The government has pledged to spend £8.3 billion to repair Britain's pothole-cratered roads – money diverted from the scaled-back HS2 high-speed rail project.
This fund, Westminster said, is enough to resurface over 5000 miles of road and will be allocated to councils across the country for projects over the next 11 years.
It's the biggest road-specific fund ever announced in the UK.
Transport secretary Mark Harper confirmed today that each local authority will now receive £150m, followed by a further £150m for 2024/2025. The rest of the funding allocated through to 2034.
Of the cash, £3.3bn has been allocated for those in the North West, North East and Yorkshire and Humber; £2.2bn for the West Midlands and East Midlands; and £2.8bn for East of England, South East, South West and, for the first time in eight years, London.
“For too long, politicians have shied away from taking the right long-term decisions to make life easier for families - tackling the scourge of potholes being a prime example,” said prime minister Rishi Sunak.
“Well-maintained road surfaces could save drivers up to £440 each in expensive vehicle repairs, helping motorists keep more of the cash in their pocket.”
Harper added: “Most people travel by road, and potholes can cause misery for motorists, from expensive vehicle repairs to bumpy, slow and dangerous journeys.
“Today’s biggest-ever funding uplift for local road improvements is a victory for all road users, who will enjoy smoother, faster and safer trips, as we use redirected HS2 funding to make the right long-term decisions for a brighter future.”
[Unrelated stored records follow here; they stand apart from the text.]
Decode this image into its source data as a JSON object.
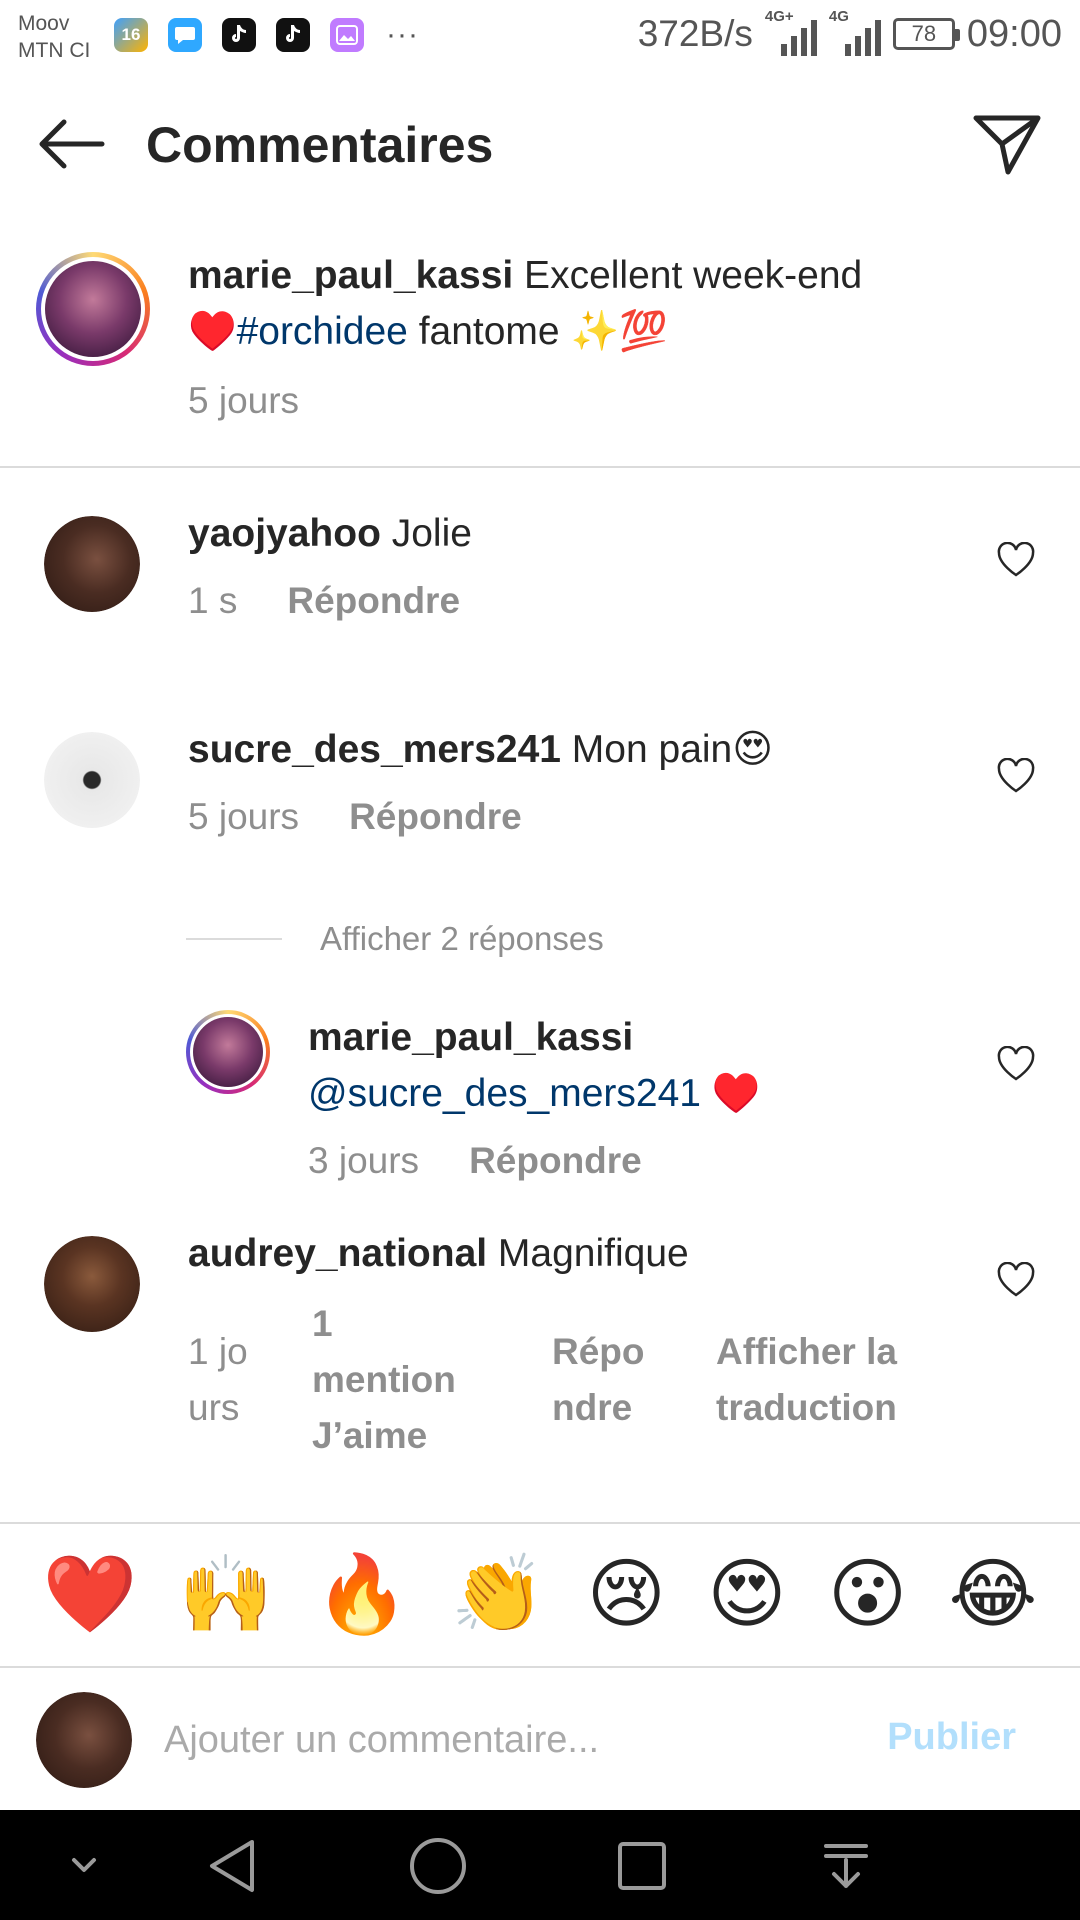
{
  "status_bar": {
    "carrier_1": "Moov",
    "carrier_2": "MTN CI",
    "app_16": "16",
    "net_speed": "372B/s",
    "net_1": "4G+",
    "net_2": "4G",
    "battery": "78",
    "time": "09:00",
    "more": "···"
  },
  "header": {
    "title": "Commentaires"
  },
  "caption": {
    "username": "marie_paul_kassi",
    "text_1": " Excellent week-end",
    "line_2_emoji": "♥️",
    "hashtag": "#orchidee",
    "text_2": " fantome ✨💯",
    "time": "5 jours"
  },
  "comments": [
    {
      "username": "yaojyahoo",
      "text": " Jolie",
      "time": "1 s",
      "reply": "Répondre"
    },
    {
      "username": "sucre_des_mers241",
      "text": " Mon pain😍",
      "time": "5 jours",
      "reply": "Répondre",
      "view_replies": "Afficher 2 réponses",
      "reply_item": {
        "username": "marie_paul_kassi",
        "mention": "@sucre_des_mers241",
        "text": " ♥️",
        "time": "3 jours",
        "reply": "Répondre"
      }
    },
    {
      "username": "audrey_national",
      "text": " Magnifique",
      "time": "1 jours",
      "likes": "1 mention J’aime",
      "reply": "Répondre",
      "translate": "Afficher la traduction"
    }
  ],
  "emoji_bar": [
    "❤️",
    "🙌",
    "🔥",
    "👏",
    "😢",
    "😍",
    "😮",
    "😂"
  ],
  "composer": {
    "placeholder": "Ajouter un commentaire...",
    "publish": "Publier"
  },
  "colors": {
    "link": "#00376b",
    "muted": "#8e8e8e",
    "publish_disabled": "#b2dffc"
  }
}
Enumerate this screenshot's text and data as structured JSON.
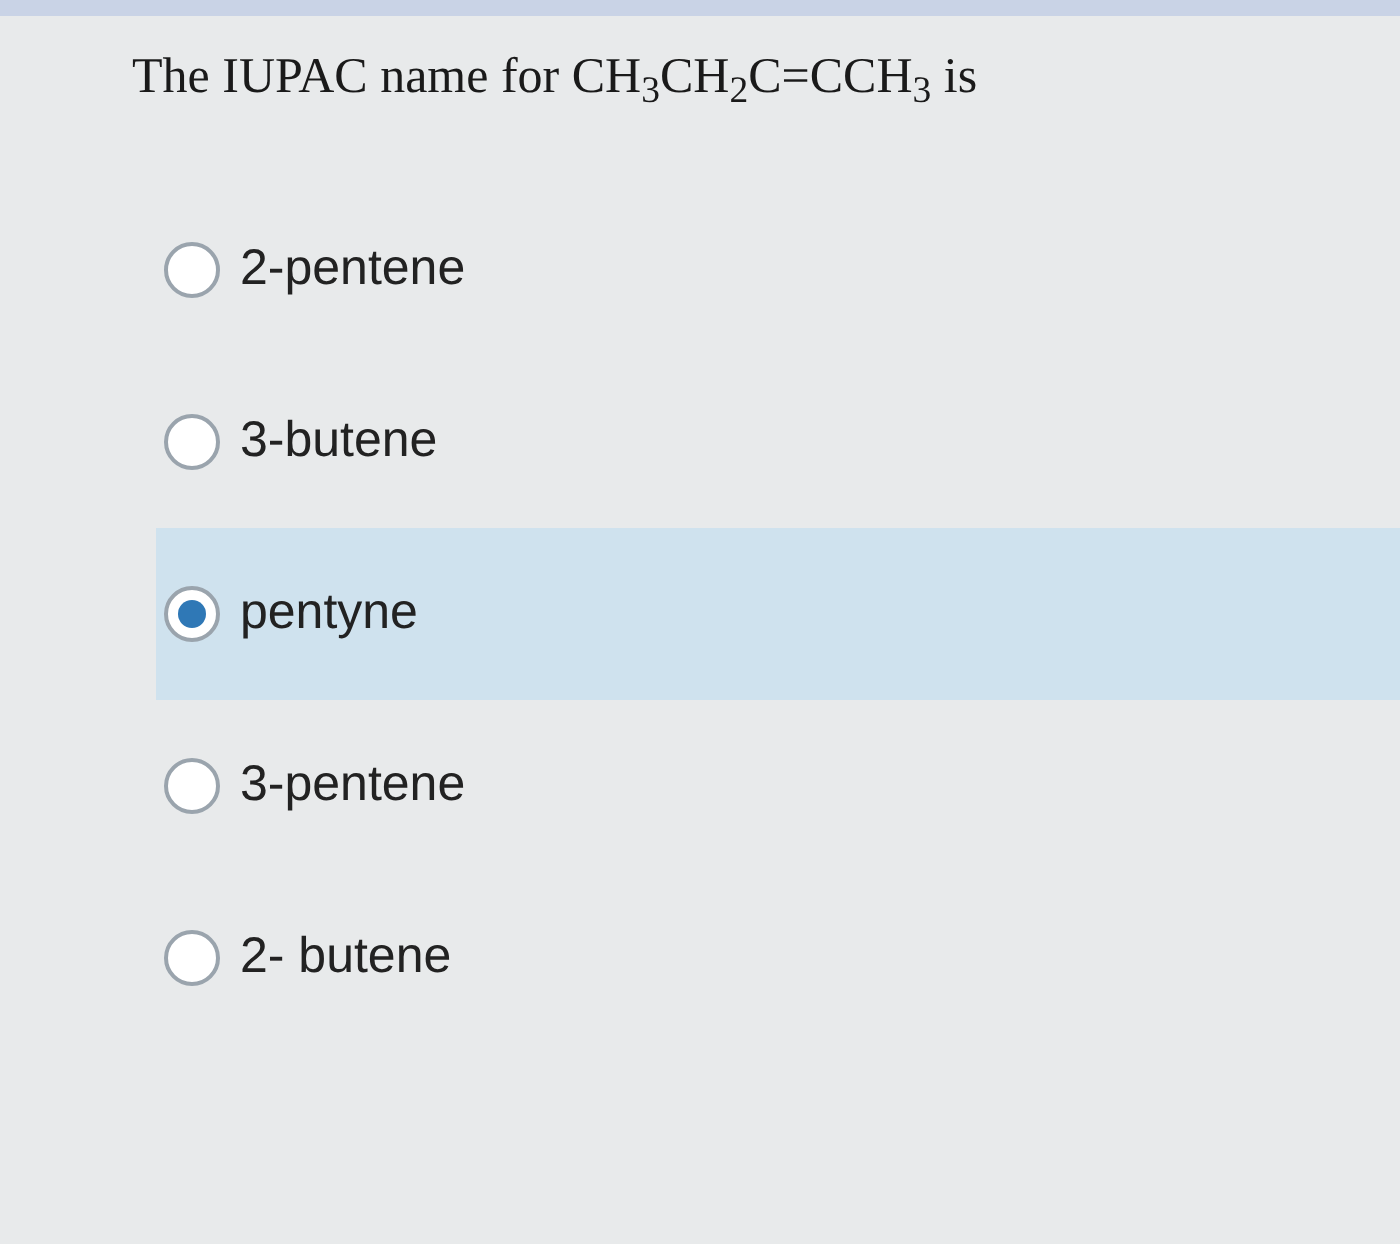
{
  "question": "The IUPAC name for CH$_{3}$CH$_{2}$C=CCH$_{3}$ is",
  "options": [
    {
      "label": "2-pentene",
      "selected": false
    },
    {
      "label": "3-butene",
      "selected": false
    },
    {
      "label": "pentyne",
      "selected": true
    },
    {
      "label": "3-pentene",
      "selected": false
    },
    {
      "label": "2- butene",
      "selected": false
    }
  ]
}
The new cash follows from a further £70m earmarked for updating 20mph-zone guidance to “help prevent inappropriate blanket use” and measures to speed up the roll-out of EV chargers.
New £8.3bn road fund welcomed
The fund has been welcomed by some of the UK's biggest insurers and motoring groups.
RAC head of policy Simon Williams claimed smoother, well-maintained roads could save drivers up to £440 each in repair costs from pothole damage.
Welcoming the news, he said: “Drivers’ biggest bugbear of all is the poor condition of local roads, so the fact the government has found a significant additional pot of revenue should give councils the certainty of funding they need to plan proper long-term road maintenance – something we've been calling for many years.
“We hope local authorities will use the money in the most effective way possible by resurfacing the very worst roads, keeping those in reasonable condition in better states for longer through surface dressing and filling potholes as permanently as possible wherever necessary.